*WHAT YOU SHOULD DO*. Your response should consist of every record, exactly as given.

*EXTRACTED ENTRIES*.
****
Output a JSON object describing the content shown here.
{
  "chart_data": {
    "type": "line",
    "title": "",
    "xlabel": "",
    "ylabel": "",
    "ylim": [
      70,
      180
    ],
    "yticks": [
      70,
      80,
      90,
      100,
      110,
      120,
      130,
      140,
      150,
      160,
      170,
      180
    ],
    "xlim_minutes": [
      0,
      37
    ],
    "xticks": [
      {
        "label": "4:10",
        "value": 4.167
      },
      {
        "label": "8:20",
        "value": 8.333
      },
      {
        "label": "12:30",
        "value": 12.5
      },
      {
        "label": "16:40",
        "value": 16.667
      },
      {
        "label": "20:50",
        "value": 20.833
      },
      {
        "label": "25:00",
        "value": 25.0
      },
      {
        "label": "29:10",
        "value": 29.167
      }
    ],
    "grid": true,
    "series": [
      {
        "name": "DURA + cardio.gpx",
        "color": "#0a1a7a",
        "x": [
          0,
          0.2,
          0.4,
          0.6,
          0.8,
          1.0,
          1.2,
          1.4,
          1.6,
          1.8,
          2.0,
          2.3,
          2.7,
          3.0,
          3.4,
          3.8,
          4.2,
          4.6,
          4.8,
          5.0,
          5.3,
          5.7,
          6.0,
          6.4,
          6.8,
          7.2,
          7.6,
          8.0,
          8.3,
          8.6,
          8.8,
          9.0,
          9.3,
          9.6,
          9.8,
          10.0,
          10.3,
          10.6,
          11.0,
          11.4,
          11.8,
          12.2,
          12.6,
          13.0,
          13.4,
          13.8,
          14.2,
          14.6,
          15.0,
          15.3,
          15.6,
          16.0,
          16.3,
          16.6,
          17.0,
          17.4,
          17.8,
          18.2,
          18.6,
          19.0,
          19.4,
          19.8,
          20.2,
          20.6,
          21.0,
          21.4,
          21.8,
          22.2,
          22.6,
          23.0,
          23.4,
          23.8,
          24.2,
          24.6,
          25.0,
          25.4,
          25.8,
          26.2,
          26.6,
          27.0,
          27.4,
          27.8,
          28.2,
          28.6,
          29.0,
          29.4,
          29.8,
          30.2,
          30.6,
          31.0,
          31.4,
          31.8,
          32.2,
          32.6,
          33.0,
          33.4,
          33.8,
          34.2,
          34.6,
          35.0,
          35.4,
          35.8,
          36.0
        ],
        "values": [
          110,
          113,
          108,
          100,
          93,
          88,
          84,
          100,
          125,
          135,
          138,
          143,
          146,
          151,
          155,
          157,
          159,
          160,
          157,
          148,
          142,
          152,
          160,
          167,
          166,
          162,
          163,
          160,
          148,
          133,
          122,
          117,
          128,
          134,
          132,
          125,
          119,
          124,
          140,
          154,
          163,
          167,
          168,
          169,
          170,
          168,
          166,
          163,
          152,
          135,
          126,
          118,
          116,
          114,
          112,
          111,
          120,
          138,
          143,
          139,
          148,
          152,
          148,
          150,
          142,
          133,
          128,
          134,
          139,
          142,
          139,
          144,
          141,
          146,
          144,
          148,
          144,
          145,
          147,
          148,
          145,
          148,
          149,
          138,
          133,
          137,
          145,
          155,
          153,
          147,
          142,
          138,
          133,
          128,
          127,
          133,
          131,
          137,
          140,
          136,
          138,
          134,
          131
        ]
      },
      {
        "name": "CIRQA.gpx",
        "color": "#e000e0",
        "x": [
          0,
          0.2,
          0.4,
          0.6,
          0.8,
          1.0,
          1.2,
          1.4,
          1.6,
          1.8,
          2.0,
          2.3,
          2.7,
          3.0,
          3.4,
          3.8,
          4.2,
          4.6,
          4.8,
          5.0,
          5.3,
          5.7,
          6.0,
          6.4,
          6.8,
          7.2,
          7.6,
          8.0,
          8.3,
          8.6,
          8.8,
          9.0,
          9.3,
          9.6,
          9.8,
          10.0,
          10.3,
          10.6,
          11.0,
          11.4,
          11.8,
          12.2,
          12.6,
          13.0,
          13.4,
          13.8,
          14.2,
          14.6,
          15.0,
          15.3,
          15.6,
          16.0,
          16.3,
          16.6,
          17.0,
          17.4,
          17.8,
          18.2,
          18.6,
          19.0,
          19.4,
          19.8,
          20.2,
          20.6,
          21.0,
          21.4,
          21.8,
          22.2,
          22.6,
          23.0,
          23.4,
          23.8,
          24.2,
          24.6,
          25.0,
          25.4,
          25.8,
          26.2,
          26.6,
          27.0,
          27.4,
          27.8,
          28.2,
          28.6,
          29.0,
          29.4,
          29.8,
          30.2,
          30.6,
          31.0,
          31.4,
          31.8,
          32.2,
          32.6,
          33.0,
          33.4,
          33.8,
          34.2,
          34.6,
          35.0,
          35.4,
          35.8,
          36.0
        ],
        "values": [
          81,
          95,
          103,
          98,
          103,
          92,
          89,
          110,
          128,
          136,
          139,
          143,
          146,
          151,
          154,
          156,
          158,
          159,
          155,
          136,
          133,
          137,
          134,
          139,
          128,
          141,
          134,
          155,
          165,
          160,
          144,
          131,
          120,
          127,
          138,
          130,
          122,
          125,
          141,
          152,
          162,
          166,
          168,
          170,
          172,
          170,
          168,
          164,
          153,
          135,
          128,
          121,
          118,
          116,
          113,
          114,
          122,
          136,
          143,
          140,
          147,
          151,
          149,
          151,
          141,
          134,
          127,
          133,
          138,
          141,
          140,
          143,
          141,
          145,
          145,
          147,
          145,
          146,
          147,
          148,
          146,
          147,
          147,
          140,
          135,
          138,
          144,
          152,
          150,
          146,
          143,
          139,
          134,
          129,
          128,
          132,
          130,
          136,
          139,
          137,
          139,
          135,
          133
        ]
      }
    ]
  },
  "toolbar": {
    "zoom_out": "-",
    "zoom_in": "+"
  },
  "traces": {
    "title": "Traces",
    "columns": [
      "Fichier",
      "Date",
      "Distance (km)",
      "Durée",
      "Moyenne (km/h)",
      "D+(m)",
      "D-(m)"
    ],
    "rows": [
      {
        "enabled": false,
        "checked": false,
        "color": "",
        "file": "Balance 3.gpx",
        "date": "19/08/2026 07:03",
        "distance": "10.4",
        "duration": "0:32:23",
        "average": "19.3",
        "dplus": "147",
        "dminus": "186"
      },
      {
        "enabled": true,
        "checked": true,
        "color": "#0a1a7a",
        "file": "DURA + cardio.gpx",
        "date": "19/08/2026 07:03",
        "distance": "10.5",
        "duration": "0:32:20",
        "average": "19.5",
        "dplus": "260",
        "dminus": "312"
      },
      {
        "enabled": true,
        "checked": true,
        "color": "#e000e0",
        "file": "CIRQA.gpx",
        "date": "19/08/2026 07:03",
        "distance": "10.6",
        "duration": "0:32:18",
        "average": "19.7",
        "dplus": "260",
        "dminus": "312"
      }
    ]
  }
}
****
*EXPECTED ANSWER*.
Output a JSON object describing the content shown here.
{
  "chart_data": {
    "type": "line",
    "title": "",
    "xlabel": "",
    "ylabel": "",
    "ylim": [
      70,
      180
    ],
    "yticks": [
      70,
      80,
      90,
      100,
      110,
      120,
      130,
      140,
      150,
      160,
      170,
      180
    ],
    "xlim_minutes": [
      0,
      37
    ],
    "xticks": [
      {
        "label": "4:10",
        "value": 4.167
      },
      {
        "label": "8:20",
        "value": 8.333
      },
      {
        "label": "12:30",
        "value": 12.5
      },
      {
        "label": "16:40",
        "value": 16.667
      },
      {
        "label": "20:50",
        "value": 20.833
      },
      {
        "label": "25:00",
        "value": 25.0
      },
      {
        "label": "29:10",
        "value": 29.167
      }
    ],
    "grid": true,
    "series": [
      {
        "name": "DURA + cardio.gpx",
        "color": "#0a1a7a",
        "x": [
          0,
          0.2,
          0.4,
          0.6,
          0.8,
          1.0,
          1.2,
          1.4,
          1.6,
          1.8,
          2.0,
          2.3,
          2.7,
          3.0,
          3.4,
          3.8,
          4.2,
          4.6,
          4.8,
          5.0,
          5.3,
          5.7,
          6.0,
          6.4,
          6.8,
          7.2,
          7.6,
          8.0,
          8.3,
          8.6,
          8.8,
          9.0,
          9.3,
          9.6,
          9.8,
          10.0,
          10.3,
          10.6,
          11.0,
          11.4,
          11.8,
          12.2,
          12.6,
          13.0,
          13.4,
          13.8,
          14.2,
          14.6,
          15.0,
          15.3,
          15.6,
          16.0,
          16.3,
          16.6,
          17.0,
          17.4,
          17.8,
          18.2,
          18.6,
          19.0,
          19.4,
          19.8,
          20.2,
          20.6,
          21.0,
          21.4,
          21.8,
          22.2,
          22.6,
          23.0,
          23.4,
          23.8,
          24.2,
          24.6,
          25.0,
          25.4,
          25.8,
          26.2,
          26.6,
          27.0,
          27.4,
          27.8,
          28.2,
          28.6,
          29.0,
          29.4,
          29.8,
          30.2,
          30.6,
          31.0,
          31.4,
          31.8,
          32.2,
          32.6,
          33.0,
          33.4,
          33.8,
          34.2,
          34.6,
          35.0,
          35.4,
          35.8,
          36.0
        ],
        "values": [
          110,
          113,
          108,
          100,
          93,
          88,
          84,
          100,
          125,
          135,
          138,
          143,
          146,
          151,
          155,
          157,
          159,
          160,
          157,
          148,
          142,
          152,
          160,
          167,
          166,
          162,
          163,
          160,
          148,
          133,
          122,
          117,
          128,
          134,
          132,
          125,
          119,
          124,
          140,
          154,
          163,
          167,
          168,
          169,
          170,
          168,
          166,
          163,
          152,
          135,
          126,
          118,
          116,
          114,
          112,
          111,
          120,
          138,
          143,
          139,
          148,
          152,
          148,
          150,
          142,
          133,
          128,
          134,
          139,
          142,
          139,
          144,
          141,
          146,
          144,
          148,
          144,
          145,
          147,
          148,
          145,
          148,
          149,
          138,
          133,
          137,
          145,
          155,
          153,
          147,
          142,
          138,
          133,
          128,
          127,
          133,
          131,
          137,
          140,
          136,
          138,
          134,
          131
        ]
      },
      {
        "name": "CIRQA.gpx",
        "color": "#e000e0",
        "x": [
          0,
          0.2,
          0.4,
          0.6,
          0.8,
          1.0,
          1.2,
          1.4,
          1.6,
          1.8,
          2.0,
          2.3,
          2.7,
          3.0,
          3.4,
          3.8,
          4.2,
          4.6,
          4.8,
          5.0,
          5.3,
          5.7,
          6.0,
          6.4,
          6.8,
          7.2,
          7.6,
          8.0,
          8.3,
          8.6,
          8.8,
          9.0,
          9.3,
          9.6,
          9.8,
          10.0,
          10.3,
          10.6,
          11.0,
          11.4,
          11.8,
          12.2,
          12.6,
          13.0,
          13.4,
          13.8,
          14.2,
          14.6,
          15.0,
          15.3,
          15.6,
          16.0,
          16.3,
          16.6,
          17.0,
          17.4,
          17.8,
          18.2,
          18.6,
          19.0,
          19.4,
          19.8,
          20.2,
          20.6,
          21.0,
          21.4,
          21.8,
          22.2,
          22.6,
          23.0,
          23.4,
          23.8,
          24.2,
          24.6,
          25.0,
          25.4,
          25.8,
          26.2,
          26.6,
          27.0,
          27.4,
          27.8,
          28.2,
          28.6,
          29.0,
          29.4,
          29.8,
          30.2,
          30.6,
          31.0,
          31.4,
          31.8,
          32.2,
          32.6,
          33.0,
          33.4,
          33.8,
          34.2,
          34.6,
          35.0,
          35.4,
          35.8,
          36.0
        ],
        "values": [
          81,
          95,
          103,
          98,
          103,
          92,
          89,
          110,
          128,
          136,
          139,
          143,
          146,
          151,
          154,
          156,
          158,
          159,
          155,
          136,
          133,
          137,
          134,
          139,
          128,
          141,
          134,
          155,
          165,
          160,
          144,
          131,
          120,
          127,
          138,
          130,
          122,
          125,
          141,
          152,
          162,
          166,
          168,
          170,
          172,
          170,
          168,
          164,
          153,
          135,
          128,
          121,
          118,
          116,
          113,
          114,
          122,
          136,
          143,
          140,
          147,
          151,
          149,
          151,
          141,
          134,
          127,
          133,
          138,
          141,
          140,
          143,
          141,
          145,
          145,
          147,
          145,
          146,
          147,
          148,
          146,
          147,
          147,
          140,
          135,
          138,
          144,
          152,
          150,
          146,
          143,
          139,
          134,
          129,
          128,
          132,
          130,
          136,
          139,
          137,
          139,
          135,
          133
        ]
      }
    ]
  },
  "toolbar": {
    "zoom_out": "-",
    "zoom_in": "+"
  },
  "traces": {
    "title": "Traces",
    "columns": [
      "Fichier",
      "Date",
      "Distance (km)",
      "Durée",
      "Moyenne (km/h)",
      "D+(m)",
      "D-(m)"
    ],
    "rows": [
      {
        "enabled": false,
        "checked": false,
        "color": "",
        "file": "Balance 3.gpx",
        "date": "19/08/2026 07:03",
        "distance": "10.4",
        "duration": "0:32:23",
        "average": "19.3",
        "dplus": "147",
        "dminus": "186"
      },
      {
        "enabled": true,
        "checked": true,
        "color": "#0a1a7a",
        "file": "DURA + cardio.gpx",
        "date": "19/08/2026 07:03",
        "distance": "10.5",
        "duration": "0:32:20",
        "average": "19.5",
        "dplus": "260",
        "dminus": "312"
      },
      {
        "enabled": true,
        "checked": true,
        "color": "#e000e0",
        "file": "CIRQA.gpx",
        "date": "19/08/2026 07:03",
        "distance": "10.6",
        "duration": "0:32:18",
        "average": "19.7",
        "dplus": "260",
        "dminus": "312"
      }
    ]
  }
}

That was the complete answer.